Instructions for the task
From the entries underneath, give the number of lines holding the word "text", without any other words.

Raw data
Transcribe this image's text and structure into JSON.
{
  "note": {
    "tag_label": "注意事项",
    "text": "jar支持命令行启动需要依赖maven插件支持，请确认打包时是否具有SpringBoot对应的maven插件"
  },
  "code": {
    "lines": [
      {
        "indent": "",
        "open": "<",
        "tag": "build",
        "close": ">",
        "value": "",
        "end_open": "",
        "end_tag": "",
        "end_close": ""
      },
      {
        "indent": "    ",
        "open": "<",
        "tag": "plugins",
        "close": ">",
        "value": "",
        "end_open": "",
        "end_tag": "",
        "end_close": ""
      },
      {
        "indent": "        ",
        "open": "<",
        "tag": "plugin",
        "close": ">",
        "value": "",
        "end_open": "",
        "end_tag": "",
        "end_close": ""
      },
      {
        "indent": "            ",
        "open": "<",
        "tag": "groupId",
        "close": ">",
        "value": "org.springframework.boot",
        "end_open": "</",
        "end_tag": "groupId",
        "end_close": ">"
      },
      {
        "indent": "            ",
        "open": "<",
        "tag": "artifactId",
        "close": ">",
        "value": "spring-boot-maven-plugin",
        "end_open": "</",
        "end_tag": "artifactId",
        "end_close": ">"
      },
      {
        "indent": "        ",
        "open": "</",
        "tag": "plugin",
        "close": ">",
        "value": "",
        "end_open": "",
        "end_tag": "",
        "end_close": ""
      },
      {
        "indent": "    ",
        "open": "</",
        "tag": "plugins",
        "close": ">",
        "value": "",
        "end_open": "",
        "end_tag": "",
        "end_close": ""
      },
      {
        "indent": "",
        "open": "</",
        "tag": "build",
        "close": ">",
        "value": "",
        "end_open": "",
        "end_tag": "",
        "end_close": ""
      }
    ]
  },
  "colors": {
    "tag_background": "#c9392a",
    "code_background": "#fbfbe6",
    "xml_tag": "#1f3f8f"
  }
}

Exercise response
2